An addition to the common confusion about normality testing in inferential statistics for general linear models:

I understand the assumption of normality refers to the residuals in ANOVA and regression models, but what about t-tests?

Calculation of the t-statistic uses standard deviation as a measure of dispersion, rather than sums of squares for the F-statistic in ANOVA and regression. If I understand correctly, it is because of this that there is an assumption that the samples are normally distributed (i.e. the sample standard deviation provides an accurate estimate of the population standard deviation). Is this right?

What do you do if the statistical population of the dependent variable is not distributed normally (thus samples are unlikely to be normally distributed)? Is this where transformations fit in?

**Answer**

It’s the same for t-tests. There’s no need for the data-set *as a whole* to be normally distributed (& if there *is* a difference in means between the groups it won’t be), only the residuals. Of course, for a t-test, saying the residuals are normally distributed is the same as saying each group is normally distributed.

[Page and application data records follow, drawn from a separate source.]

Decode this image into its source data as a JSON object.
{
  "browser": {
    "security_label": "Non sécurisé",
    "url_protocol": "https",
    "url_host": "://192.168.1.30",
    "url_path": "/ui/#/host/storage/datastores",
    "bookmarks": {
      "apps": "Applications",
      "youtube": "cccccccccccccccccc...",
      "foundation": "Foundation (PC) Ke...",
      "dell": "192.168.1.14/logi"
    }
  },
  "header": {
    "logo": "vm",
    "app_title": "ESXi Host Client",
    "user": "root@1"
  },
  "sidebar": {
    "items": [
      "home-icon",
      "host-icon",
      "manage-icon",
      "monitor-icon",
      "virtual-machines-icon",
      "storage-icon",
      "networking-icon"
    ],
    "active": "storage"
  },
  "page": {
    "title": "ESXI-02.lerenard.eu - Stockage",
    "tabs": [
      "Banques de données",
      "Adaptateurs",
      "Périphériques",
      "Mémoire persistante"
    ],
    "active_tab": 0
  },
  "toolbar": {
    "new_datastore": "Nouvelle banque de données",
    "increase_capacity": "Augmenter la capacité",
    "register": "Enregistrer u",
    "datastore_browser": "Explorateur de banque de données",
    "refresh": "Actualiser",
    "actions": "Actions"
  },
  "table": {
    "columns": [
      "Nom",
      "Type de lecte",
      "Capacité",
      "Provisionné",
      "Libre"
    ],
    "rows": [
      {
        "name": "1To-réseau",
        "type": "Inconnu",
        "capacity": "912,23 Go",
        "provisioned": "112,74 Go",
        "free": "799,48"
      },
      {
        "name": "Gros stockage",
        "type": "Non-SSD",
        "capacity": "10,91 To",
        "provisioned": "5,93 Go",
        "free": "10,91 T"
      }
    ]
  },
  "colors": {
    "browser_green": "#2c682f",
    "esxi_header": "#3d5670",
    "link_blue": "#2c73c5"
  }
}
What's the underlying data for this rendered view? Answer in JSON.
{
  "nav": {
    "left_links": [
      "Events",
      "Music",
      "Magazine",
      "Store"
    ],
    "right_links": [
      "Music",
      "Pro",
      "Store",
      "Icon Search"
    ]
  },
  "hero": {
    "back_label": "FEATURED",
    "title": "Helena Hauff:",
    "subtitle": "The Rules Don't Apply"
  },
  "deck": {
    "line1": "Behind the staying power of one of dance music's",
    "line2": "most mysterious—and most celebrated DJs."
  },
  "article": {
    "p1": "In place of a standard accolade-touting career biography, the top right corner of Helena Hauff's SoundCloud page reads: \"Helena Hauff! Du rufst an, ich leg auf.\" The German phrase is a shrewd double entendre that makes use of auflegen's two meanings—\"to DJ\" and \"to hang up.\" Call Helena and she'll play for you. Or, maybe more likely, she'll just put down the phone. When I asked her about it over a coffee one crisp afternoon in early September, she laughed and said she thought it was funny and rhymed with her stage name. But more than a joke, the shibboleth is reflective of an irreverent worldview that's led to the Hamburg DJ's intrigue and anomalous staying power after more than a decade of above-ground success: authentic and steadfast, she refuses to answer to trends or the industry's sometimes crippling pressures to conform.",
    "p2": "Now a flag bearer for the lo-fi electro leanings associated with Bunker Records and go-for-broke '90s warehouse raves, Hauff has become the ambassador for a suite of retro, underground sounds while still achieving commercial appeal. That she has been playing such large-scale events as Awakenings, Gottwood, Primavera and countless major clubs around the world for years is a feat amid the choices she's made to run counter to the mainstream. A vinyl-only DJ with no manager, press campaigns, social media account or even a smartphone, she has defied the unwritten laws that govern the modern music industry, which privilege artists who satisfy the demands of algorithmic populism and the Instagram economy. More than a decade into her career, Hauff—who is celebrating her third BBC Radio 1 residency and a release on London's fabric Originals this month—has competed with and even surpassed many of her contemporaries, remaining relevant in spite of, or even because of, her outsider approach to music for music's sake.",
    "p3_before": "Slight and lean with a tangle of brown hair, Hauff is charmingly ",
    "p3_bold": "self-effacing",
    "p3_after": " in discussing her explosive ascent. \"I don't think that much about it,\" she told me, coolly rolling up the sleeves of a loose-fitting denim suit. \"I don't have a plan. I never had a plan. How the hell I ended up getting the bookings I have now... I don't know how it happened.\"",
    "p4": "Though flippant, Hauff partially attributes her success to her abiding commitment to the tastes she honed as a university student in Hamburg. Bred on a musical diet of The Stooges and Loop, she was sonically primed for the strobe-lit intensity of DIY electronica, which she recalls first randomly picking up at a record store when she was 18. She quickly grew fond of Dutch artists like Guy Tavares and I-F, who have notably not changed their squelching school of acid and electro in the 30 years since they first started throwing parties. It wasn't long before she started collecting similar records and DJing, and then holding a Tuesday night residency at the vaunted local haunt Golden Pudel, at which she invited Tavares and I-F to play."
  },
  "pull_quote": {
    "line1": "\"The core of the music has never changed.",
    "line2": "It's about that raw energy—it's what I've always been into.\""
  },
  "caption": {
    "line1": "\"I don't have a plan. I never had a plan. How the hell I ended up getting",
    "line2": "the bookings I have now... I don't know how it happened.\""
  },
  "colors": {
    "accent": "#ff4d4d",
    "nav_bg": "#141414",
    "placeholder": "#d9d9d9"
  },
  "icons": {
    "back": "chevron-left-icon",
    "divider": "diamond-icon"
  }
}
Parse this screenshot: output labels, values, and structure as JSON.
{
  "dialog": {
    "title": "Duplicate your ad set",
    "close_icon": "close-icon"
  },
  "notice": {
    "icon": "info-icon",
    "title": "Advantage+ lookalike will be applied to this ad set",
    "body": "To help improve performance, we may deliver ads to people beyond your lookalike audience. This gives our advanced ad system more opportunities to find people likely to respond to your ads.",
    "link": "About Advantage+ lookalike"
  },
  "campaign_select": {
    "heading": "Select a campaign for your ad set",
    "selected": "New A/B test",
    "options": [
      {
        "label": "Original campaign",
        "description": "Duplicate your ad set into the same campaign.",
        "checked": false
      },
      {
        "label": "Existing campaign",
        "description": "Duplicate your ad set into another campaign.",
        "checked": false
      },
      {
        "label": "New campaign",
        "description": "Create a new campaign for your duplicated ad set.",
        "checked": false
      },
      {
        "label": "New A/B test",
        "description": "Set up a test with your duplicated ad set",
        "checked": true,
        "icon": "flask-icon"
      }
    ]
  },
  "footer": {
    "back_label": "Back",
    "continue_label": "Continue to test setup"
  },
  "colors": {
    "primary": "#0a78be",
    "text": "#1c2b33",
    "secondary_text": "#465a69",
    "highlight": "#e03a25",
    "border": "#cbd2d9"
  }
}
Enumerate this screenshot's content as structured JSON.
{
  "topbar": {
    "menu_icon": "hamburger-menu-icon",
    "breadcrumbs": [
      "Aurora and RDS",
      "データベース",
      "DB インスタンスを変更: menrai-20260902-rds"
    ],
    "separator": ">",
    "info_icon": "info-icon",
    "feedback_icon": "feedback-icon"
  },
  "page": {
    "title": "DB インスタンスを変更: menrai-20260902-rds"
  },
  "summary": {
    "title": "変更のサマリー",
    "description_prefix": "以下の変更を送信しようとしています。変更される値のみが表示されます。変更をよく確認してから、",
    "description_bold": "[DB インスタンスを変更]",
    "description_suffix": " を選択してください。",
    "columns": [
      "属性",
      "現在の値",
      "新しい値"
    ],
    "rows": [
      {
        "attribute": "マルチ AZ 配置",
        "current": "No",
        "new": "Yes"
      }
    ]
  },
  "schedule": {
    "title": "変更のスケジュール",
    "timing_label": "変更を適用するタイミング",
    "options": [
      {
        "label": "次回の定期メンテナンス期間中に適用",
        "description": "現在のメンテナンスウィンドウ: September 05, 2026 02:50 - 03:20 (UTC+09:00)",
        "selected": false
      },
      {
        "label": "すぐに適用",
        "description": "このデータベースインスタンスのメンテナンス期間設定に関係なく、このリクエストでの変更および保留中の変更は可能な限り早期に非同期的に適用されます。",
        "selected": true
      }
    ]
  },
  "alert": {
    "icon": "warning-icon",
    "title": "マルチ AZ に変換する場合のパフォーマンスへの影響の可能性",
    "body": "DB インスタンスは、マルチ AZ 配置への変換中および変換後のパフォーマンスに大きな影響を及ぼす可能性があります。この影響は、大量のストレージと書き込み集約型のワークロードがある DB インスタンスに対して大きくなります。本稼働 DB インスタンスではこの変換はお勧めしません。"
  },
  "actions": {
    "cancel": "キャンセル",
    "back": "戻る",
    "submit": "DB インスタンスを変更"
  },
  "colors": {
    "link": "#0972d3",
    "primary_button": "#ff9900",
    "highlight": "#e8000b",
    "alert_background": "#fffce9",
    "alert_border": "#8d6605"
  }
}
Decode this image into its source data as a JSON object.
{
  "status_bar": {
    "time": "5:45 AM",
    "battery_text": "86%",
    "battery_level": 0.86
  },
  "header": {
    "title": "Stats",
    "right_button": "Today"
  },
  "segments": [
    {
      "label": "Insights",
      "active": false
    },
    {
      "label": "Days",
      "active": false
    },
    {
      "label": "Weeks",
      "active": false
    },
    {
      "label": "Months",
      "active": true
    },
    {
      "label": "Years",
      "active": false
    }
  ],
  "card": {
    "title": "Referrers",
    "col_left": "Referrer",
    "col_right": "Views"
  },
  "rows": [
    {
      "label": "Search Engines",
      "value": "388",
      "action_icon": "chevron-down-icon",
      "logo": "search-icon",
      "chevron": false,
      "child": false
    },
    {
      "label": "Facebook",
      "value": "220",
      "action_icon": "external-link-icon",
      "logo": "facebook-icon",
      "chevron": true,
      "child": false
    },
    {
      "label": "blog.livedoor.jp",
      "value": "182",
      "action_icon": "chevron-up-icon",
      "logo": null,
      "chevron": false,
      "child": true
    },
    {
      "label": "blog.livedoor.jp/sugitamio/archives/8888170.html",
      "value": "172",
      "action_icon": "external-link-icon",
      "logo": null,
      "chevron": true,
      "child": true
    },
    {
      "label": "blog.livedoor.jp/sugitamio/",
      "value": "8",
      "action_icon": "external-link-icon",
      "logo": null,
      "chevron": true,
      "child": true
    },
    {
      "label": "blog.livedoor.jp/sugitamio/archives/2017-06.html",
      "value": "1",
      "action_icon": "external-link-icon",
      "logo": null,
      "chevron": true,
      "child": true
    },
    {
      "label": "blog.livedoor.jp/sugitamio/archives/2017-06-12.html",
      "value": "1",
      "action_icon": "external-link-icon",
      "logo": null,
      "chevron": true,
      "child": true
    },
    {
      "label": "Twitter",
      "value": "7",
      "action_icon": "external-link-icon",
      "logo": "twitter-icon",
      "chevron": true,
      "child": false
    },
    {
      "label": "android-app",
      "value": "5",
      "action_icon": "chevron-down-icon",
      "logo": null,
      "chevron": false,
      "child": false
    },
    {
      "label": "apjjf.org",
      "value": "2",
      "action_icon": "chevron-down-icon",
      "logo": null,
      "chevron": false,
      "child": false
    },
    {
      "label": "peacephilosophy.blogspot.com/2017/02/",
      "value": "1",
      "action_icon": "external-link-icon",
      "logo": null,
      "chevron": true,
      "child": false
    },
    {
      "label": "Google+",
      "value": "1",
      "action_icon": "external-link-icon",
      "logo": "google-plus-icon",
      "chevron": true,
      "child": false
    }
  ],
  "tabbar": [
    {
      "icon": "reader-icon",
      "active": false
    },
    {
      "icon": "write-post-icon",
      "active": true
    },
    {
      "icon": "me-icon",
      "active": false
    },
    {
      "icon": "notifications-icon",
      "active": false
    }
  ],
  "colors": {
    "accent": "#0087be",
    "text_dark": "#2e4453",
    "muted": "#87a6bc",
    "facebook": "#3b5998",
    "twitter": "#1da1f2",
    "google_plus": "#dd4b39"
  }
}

The distribution of the independent variables (in the case of t-tests it’s the group label) is always irrelevant in ANOVA, regression, & the like: you’re interested in the distribution of the response variable conditional on given values of the independent variables.

**Attribution***Source : Link , Question Author : DeanP , Answer Author : Scortchi – Reinstate Monica*